Earned Wage Access (or EWA) programs are popular programs that allow employees to access their salary or wages that have already been earned, prior to the scheduled payroll date. Many argue that these beneficial programs are not truly “loans” because employees are accessing their own money without paying the high fees charged by payday lenders. However, some state regulators disagree, making EWA programs more difficult to access, depending on what state in which the employee lives.
For example, recent amendments to the Connecticut Small Loan Act (“SLA”), as interpreted in guidance issued by the Connecticut Department of Banking (“CDB”), would have the effect of (i) requiring licensure to issue any EWA product with an annual percentage rate (APR) of more than 12%; and (ii) banning products with an APR above 36%, even if offered by a licensed entity.
Originally effective October 1, 2023 (but under a recent no-guidance letter, now effective January 1, 2024), the SLA will require a license to provide EWA products if the amount accessed is less than $50,000 and the APR as calculated under Connecticut law exceeds 12%. This is a 12% APR, not a 12% interest rate. For example, if an employee pays just 24 cents to access $100 of her earned wages 7 days in advance, that would result in an APR of 12.51% – requiring a license. While some EWA programs are paid for entirely by the employer, many others require the employee to pay a small fee for the service. Such programs would be at risk in Connecticut.
From the plain language of the statute, it appears that the SLA amendments were not intended to apply to earned wages, but the CDB thinks otherwise. The SLA defines small loan to include “an advance of money on … a borrower’s future potential source of money, including, but not limited to, future pay [or] salary.” But in its recent guidance the CDB disregards the references to “future” salary and takes the position that access to wages “that have been earned” are included within the definition of small loan. Unless the CDB changes its position, the offering of EWA products for even a small fee paid by employees will require a license if the APR exceeds 12%. And even for licensed entities, no EWA product can be offered if the APR (under Connecticut rules) exceeds 36%.
Federally insured banks, thrifts and credit unions would be exempt from the SLA license requirement, as would certain of their subsidiaries. However, the SLA amendments also codify Connecticut’s “true lender” principles, which can have the potential of requiring even an employer to be licensed when a bank is providing the earned wage access if, among other things, the employer holds “the predominant economic interest” in program, or “facilitates” the “loans” and can purchase “loan” receivables.
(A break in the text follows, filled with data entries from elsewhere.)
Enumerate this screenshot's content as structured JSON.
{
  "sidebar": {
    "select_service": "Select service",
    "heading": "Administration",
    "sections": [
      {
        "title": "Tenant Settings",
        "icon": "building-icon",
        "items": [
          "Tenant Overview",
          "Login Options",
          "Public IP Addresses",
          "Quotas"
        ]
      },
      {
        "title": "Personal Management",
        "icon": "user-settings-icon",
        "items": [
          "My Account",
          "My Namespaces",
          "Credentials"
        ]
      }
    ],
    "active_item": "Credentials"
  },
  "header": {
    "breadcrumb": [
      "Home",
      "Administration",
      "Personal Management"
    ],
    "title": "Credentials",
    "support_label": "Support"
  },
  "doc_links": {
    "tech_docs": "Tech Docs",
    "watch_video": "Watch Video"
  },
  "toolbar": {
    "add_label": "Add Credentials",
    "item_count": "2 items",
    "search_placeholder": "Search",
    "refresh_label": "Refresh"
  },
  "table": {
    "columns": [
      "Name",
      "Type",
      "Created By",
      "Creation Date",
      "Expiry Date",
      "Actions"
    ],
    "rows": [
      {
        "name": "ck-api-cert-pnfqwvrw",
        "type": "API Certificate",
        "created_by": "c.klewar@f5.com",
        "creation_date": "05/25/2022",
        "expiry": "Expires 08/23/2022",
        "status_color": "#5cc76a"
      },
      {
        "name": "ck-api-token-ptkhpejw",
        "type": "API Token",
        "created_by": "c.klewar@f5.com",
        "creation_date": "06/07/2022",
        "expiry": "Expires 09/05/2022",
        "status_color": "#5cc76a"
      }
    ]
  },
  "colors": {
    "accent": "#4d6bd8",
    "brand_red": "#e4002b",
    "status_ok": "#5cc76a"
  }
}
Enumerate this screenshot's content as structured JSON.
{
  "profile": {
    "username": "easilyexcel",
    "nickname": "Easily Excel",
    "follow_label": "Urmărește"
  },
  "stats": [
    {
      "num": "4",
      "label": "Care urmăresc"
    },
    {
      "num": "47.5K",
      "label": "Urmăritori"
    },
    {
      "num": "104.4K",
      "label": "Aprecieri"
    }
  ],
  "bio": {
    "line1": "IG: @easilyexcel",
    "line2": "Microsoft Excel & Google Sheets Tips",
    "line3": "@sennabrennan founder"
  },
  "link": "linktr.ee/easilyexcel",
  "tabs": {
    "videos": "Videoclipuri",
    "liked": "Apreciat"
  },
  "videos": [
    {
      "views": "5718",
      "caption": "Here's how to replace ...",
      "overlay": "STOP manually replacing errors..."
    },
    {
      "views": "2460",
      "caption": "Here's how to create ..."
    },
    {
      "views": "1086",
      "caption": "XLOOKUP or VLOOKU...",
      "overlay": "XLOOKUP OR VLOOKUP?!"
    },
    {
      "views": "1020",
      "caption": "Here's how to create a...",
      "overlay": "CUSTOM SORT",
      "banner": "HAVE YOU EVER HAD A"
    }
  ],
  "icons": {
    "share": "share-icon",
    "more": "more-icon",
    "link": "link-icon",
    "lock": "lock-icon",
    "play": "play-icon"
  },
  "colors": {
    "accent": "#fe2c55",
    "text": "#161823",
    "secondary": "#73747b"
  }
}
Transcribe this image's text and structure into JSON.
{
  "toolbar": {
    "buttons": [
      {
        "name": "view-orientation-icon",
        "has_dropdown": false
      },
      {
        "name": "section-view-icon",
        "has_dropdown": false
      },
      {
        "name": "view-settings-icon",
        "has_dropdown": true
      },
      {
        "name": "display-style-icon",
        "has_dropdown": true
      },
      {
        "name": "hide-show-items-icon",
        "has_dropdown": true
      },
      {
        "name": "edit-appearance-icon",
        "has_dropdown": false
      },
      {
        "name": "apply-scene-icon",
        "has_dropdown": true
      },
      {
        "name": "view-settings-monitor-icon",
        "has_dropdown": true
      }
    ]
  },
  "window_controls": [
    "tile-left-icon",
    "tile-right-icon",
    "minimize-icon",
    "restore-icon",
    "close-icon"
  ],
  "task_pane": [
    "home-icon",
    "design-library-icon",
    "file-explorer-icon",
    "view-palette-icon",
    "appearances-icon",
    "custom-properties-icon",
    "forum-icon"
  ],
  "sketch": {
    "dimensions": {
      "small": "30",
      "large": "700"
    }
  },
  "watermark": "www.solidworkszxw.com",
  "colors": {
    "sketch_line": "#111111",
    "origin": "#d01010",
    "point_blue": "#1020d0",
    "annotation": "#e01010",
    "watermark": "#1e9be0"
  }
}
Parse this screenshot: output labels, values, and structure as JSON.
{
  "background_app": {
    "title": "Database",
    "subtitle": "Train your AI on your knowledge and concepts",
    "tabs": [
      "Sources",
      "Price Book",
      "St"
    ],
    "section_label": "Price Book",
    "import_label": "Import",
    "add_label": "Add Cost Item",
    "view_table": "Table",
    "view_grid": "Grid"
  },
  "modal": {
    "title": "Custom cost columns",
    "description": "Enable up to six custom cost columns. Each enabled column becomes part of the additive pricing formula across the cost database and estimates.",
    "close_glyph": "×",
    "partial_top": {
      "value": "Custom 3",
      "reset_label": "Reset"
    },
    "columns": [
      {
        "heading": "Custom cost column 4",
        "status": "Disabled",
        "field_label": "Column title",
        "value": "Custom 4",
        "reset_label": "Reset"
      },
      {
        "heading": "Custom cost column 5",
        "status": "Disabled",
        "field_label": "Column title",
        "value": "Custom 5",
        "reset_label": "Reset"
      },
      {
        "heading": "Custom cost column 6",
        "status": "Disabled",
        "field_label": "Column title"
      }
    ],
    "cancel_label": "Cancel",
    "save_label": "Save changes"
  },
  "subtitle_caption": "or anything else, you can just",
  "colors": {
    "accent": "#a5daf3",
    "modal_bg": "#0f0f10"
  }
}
Hopefully the CDB will reconsider its interpretation, but until then, Connecticut employees might have very limited EWA choices.